Instructions to follow: Would you filter these records and copy every line that has the word "value"?
====== The input ======
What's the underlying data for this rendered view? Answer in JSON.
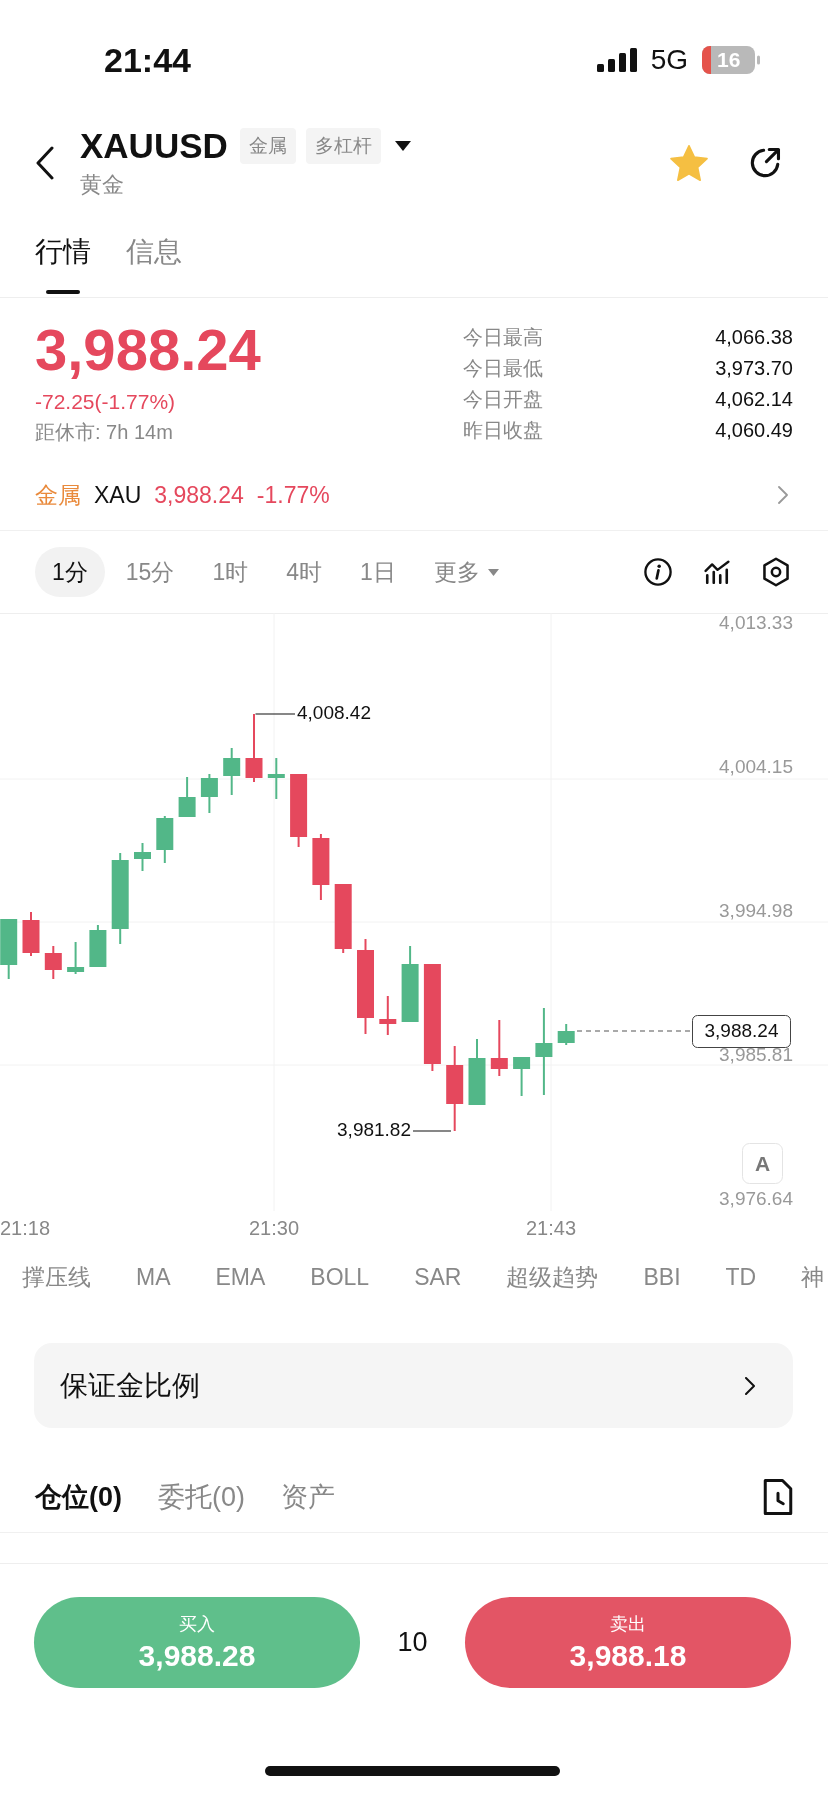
{
  "status_bar": {
    "time": "21:44",
    "network": "5G",
    "battery": "16"
  },
  "header": {
    "symbol": "XAUUSD",
    "tags": [
      "金属",
      "多杠杆"
    ],
    "subtitle": "黄金",
    "favorite": true
  },
  "tabs": [
    {
      "label": "行情",
      "selected": true
    },
    {
      "label": "信息",
      "selected": false
    }
  ],
  "quote": {
    "price": "3,988.24",
    "change": "-72.25(-1.77%)",
    "countdown": "距休市: 7h 14m",
    "stats": [
      {
        "label": "今日最高",
        "value": "4,066.38"
      },
      {
        "label": "今日最低",
        "value": "3,973.70"
      },
      {
        "label": "今日开盘",
        "value": "4,062.14"
      },
      {
        "label": "昨日收盘",
        "value": "4,060.49"
      }
    ]
  },
  "index_row": {
    "category": "金属",
    "symbol": "XAU",
    "price": "3,988.24",
    "change": "-1.77%"
  },
  "timeframes": [
    {
      "label": "1分",
      "selected": true
    },
    {
      "label": "15分",
      "selected": false
    },
    {
      "label": "1时",
      "selected": false
    },
    {
      "label": "4时",
      "selected": false
    },
    {
      "label": "1日",
      "selected": false
    }
  ],
  "more_menu": "更多",
  "chart": {
    "y_axis_labels": [
      "4,013.33",
      "4,004.15",
      "3,994.98",
      "3,985.81",
      "3,976.64"
    ],
    "x_axis_labels": [
      "21:18",
      "21:30",
      "21:43"
    ],
    "high_marker": "4,008.42",
    "low_marker": "3,981.82",
    "last_price_tag": "3,988.24",
    "scale_button": "A"
  },
  "indicators": [
    "撑压线",
    "MA",
    "EMA",
    "BOLL",
    "SAR",
    "超级趋势",
    "BBI",
    "TD",
    "神"
  ],
  "margin_row": "保证金比例",
  "position_tabs": [
    {
      "label": "仓位(0)",
      "selected": true
    },
    {
      "label": "委托(0)",
      "selected": false
    },
    {
      "label": "资产",
      "selected": false
    }
  ],
  "order_bar": {
    "buy": {
      "label": "买入",
      "price": "3,988.28"
    },
    "quantity": "10",
    "sell": {
      "label": "卖出",
      "price": "3,988.18"
    }
  }
}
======
Solved exercise:
        "value": "4,066.38"
        "value": "3,973.70"
        "value": "4,062.14"
        "value": "4,060.49"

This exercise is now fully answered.